’Our research indicates some serious gaps in knowledge, leaving businesses highly exposed,’ says broker specialist

UK small and medium-sized enterprises (SMEs) are leaving themselves open to cyber threats and lack the cyber crime protocols to handle incidents, new data has revealed.

Cyber insurer Cowbell’s new research highlighted that only 19% of surveyed SMEs had a recommended cyber incident response plan (IRP) in place.

It also showed that 77% of UK SMEs did not maintain any in-house security, while 32% of chief executives said that they were confident a cyber attack would not impact their ability to do business.

Moreover, 10% of all business leaders said they did not need to improve their position regarding cyber risk and the majority of respondents (87%) did not consider reputational damage as a significant risk to business.

Cowbell’s data was collected via a survey of 500 UK SME c-suite executives and senior managers between 1 and 15 September 2023.

However, data breaches cost UK businesses an average of £3.2 million in 2023, with the UK being the sixth most expensive country for data breaches in the world, according to the Cost of a Data Breach Report 2023.

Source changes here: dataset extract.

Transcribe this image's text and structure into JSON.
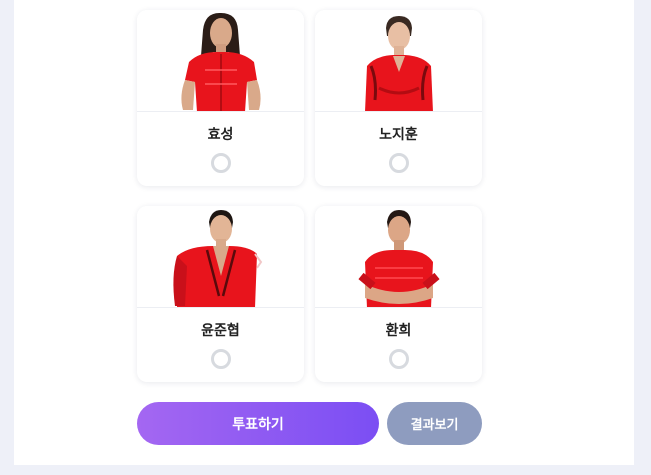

This is in addition to the government’s latest Cybersecurity Breaches Survey, published earlier this year (24 January 2024), which revealed that 59% of medium-sized businesses experienced cyber breaches or attacks in the last 12 months.

Simon Hughes, Cowbell UK’s vice president and general manager, commented: ”Almost every day we see a new major cyber attack hit the headlines – and that’s just the ones big enough to warrant news coverage. Whether we put our heads in the sand or not, attacks are on the up.

”It’s not a case of if, but when. But now is not the time to scaremonger, it’s time for proactive planning.”


Cowbell’s research showed that complacency among SMEs was present across leadership positions, with only 20% of chief human resources officers, 22% of director roles and 28% of chief executives considering cyber threats to be their biggest risk.

However, chief financial officers ranked the risk as second to last out of 14 possible threats, with only 8% considering it to be their biggest risk.

Additionally, the survey also highlighted confusion around first responses in the event of a cyber breach, with 8% of chief executives saying that they would engage with the threat actor directly.

However, rather than notifying the regulators or their insurance provider, 52% of respondents agreed their first course of action would be to notify the IT team should a breach occur.

There was also a clear lack of response demonstrated when respondents were asked what their first actions would be following a data breach. 10% of chief executives said they would notify regulators, while a further 10% said they would contact the in-house tech team.

Catherine Aleppo, broker specialist at Cowbell UK, said: “Our research indicates some serious gaps in knowledge, leaving businesses highly exposed.

“The message is clear – resolving the confusion around first responses is a matter of urgency.”